Problem to solve:
Whatever the records say, give every one of them again exactly.

(Items from a data source)
****
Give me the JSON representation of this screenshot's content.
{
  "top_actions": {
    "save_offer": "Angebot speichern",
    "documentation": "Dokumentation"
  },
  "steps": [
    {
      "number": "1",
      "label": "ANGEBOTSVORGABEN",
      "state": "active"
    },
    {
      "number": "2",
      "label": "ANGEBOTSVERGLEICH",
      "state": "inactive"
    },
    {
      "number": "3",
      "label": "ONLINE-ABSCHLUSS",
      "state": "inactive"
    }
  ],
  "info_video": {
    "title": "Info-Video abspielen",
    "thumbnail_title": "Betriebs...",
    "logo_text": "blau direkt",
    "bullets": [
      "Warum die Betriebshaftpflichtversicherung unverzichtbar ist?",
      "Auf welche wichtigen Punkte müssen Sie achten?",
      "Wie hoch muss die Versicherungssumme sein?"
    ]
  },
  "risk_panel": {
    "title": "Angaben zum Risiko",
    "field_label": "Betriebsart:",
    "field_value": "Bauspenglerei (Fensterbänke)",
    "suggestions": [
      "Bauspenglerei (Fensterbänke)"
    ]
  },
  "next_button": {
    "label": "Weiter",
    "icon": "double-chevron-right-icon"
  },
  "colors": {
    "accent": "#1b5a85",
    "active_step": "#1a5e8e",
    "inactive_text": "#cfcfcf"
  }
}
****
Answer:
Give me the JSON representation of this screenshot's content.
{
  "top_actions": {
    "save_offer": "Angebot speichern",
    "documentation": "Dokumentation"
  },
  "steps": [
    {
      "number": "1",
      "label": "ANGEBOTSVORGABEN",
      "state": "active"
    },
    {
      "number": "2",
      "label": "ANGEBOTSVERGLEICH",
      "state": "inactive"
    },
    {
      "number": "3",
      "label": "ONLINE-ABSCHLUSS",
      "state": "inactive"
    }
  ],
  "info_video": {
    "title": "Info-Video abspielen",
    "thumbnail_title": "Betriebs...",
    "logo_text": "blau direkt",
    "bullets": [
      "Warum die Betriebshaftpflichtversicherung unverzichtbar ist?",
      "Auf welche wichtigen Punkte müssen Sie achten?",
      "Wie hoch muss die Versicherungssumme sein?"
    ]
  },
  "risk_panel": {
    "title": "Angaben zum Risiko",
    "field_label": "Betriebsart:",
    "field_value": "Bauspenglerei (Fensterbänke)",
    "suggestions": [
      "Bauspenglerei (Fensterbänke)"
    ]
  },
  "next_button": {
    "label": "Weiter",
    "icon": "double-chevron-right-icon"
  },
  "colors": {
    "accent": "#1b5a85",
    "active_step": "#1a5e8e",
    "inactive_text": "#cfcfcf"
  }
}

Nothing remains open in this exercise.